The country was breaking apart from the inside out.
Then: air raid in Salt Lake City, Utah. The war had advanced; the aliens where reaching further east. The reporter trembled as she clutched the microphone, speaking out of a backdrop of smoke and the whir of planes.
From underneath the blankets in the semi-darkness of New York night, Derek pressed his fingers to the bridge of his nose. He felt like the world was about to break — he was about to break from fear and worry and finals stress.
There was still so much to lose. He could fail. But failing no longer was as much of a risk. He wasn’t that bad at what he did. Still, he hoped he wouldn’t burn down the entire world.
“I’m going to do it.” Derek rolled out from under his blankets.
“Are you sure?”
Jon got up immediately. “Okay. Downstairs. You need to be on the ground, and if you can’t don’t tire yourself out. Come back up. Be safe.”
“I’ll be fine,” said Derek. “You aren’t coming?”
He shook his head. “It’s your job.”
“I’ll be fine,” he said again. “Don’t worry.”
“I’ll be fine,” he said again.
Jon drew in a breath and pulled Derek close. Derek studied his mouth, and thought about how much he wanted to kiss it. They were so close, and his nerves were jangling.
“Derek Wang, I’m incredibly gay for you.”
“So am I,” he said without thinking. A pause.
“I’ll put it on the priority list,” Derek said. Then he pulled back and headed out.
He really hoped he wouldn’t.
New York City settled.
The streetlights glowed more benevolently orange. Crying babies hushed. Arguments ended. Quiet fell over the city.
Derek Wang was sitting cross-legged, eyes closed, on a park bench. Stretching the limits on his power. Finding them. Stretching further.
Keep breathing, he told himself.
Then it all stopped. Just beyond New York, the state.
He hadn’t done anything to help the war. It was an improvement, though. He sighed, started to draw his power back in. Then—
Who goes here? said the earth. Rumbling.
He clenched his fists. “Derek Wang. Peace-bringer.” It felt odd saying the words out loud.
Mmmm, said the earth. She rumbled. I suppose you are bringing peace, then.
His fingernails bit into his skin. “Trying to.”
And he felt his power easing into new things, slipping outward without his own thoughts propelling it forward.
I will help you. He heard her voice then: a rampage of sound whirling into the world. A song of life and death and everything in between. Blood seeping into the dirt. Pain. An old exhaustion. But also the little joys. There could be both at the same time, held by a single entity.
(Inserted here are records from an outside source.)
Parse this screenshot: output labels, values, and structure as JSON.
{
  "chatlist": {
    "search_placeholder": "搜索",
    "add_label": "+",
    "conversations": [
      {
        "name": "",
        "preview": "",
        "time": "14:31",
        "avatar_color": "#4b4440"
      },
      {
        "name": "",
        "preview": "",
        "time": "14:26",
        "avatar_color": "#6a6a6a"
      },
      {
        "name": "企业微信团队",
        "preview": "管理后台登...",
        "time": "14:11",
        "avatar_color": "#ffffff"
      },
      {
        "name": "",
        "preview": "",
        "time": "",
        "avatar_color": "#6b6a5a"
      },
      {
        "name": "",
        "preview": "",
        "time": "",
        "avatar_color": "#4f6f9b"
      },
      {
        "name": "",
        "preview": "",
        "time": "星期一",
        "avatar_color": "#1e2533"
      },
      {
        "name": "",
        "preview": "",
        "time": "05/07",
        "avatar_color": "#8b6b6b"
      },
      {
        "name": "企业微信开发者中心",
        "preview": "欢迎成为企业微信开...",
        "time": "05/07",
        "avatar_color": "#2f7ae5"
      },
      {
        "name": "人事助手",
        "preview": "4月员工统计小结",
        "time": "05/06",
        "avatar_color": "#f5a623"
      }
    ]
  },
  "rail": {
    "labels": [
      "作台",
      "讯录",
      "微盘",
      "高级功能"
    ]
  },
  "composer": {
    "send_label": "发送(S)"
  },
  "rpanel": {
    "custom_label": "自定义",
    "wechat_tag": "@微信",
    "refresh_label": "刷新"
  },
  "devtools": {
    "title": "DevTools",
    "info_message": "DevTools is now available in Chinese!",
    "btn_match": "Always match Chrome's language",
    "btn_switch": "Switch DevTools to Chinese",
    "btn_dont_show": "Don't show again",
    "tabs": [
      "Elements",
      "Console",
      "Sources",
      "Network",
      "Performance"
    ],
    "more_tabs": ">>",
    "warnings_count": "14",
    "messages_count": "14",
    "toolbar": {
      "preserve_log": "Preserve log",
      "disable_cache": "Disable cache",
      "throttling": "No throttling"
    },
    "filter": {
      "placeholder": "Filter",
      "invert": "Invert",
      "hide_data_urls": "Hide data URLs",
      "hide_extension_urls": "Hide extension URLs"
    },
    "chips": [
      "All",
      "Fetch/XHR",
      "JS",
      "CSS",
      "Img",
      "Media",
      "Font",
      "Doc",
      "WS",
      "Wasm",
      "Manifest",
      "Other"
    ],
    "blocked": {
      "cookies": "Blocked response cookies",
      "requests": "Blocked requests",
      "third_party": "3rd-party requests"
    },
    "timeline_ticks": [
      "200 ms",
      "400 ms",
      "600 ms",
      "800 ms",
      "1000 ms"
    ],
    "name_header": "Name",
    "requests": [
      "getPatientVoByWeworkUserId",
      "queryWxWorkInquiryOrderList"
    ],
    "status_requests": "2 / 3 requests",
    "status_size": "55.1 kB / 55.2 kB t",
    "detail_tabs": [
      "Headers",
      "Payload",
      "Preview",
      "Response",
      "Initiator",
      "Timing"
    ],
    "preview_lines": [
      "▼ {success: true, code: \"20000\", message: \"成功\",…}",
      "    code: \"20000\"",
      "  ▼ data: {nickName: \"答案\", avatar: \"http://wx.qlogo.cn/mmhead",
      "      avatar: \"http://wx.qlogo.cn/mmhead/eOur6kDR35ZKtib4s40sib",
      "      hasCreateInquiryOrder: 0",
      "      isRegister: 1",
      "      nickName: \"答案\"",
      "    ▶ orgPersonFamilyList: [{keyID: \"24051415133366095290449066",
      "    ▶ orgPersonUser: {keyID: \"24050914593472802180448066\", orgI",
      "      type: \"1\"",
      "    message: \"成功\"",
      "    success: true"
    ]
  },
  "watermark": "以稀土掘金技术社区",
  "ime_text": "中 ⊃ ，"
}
He summoned up more peace to prevent the peace flowing across the globe from thinning. It was washed into the rest of his power. Spreading out.
There was a place the peace wasn’t reaching, he realized. A place of resistance. He turned south, eyeing the capitol. He shoved the peace in its general direction. Come on, he thought. His power fizzled out at the borders and he thought YOU ARE GOING TO FAIL AT THIS AND EVERYTHING, INCLUDING ALL YOUR FINALS. GIVE UP GIVE UP—
He shook his head, hard, and continued pushing back, but he wasn’t focusing anymore. The peace began shriveling up.
Breathe, said the earth, turning her attention on him. He stopped for a moment.
He breathed. He listened to the things happening inside the capitol: We’re losing but we can’t lose. We’re losing we’re losing can we stop losing no we have to keep going until we win—
Derek sighed. He knew the feeling. But sometimes things had to be let go. The war had stop, or at least work out better. They could keep fighting, just not in the same way. Things would be better in the morning: they usually were. And maybe the president would be able to sleep.
Can you let me through? he asked the place of resistance, nicely.
It collapsed with a grumble that sounded suspiciously like you could’ve asked earlier.
And they were done.
Early morning. Derek woke up mostly cold, sprawled across the park bench.
“Hi,” said Jon. He was sitting on the park bench as well.
“Did it work?” Derek stared at the sky.
Derek didn’t respond. He was tired. And proud. But mostly tired.
Jon squeezed his hand. “You did it.”
“Against all odds,” he agreed. He sat up and put his arms around Jon’s shoulders.
Jon scrunched up his face. “You smell weird.”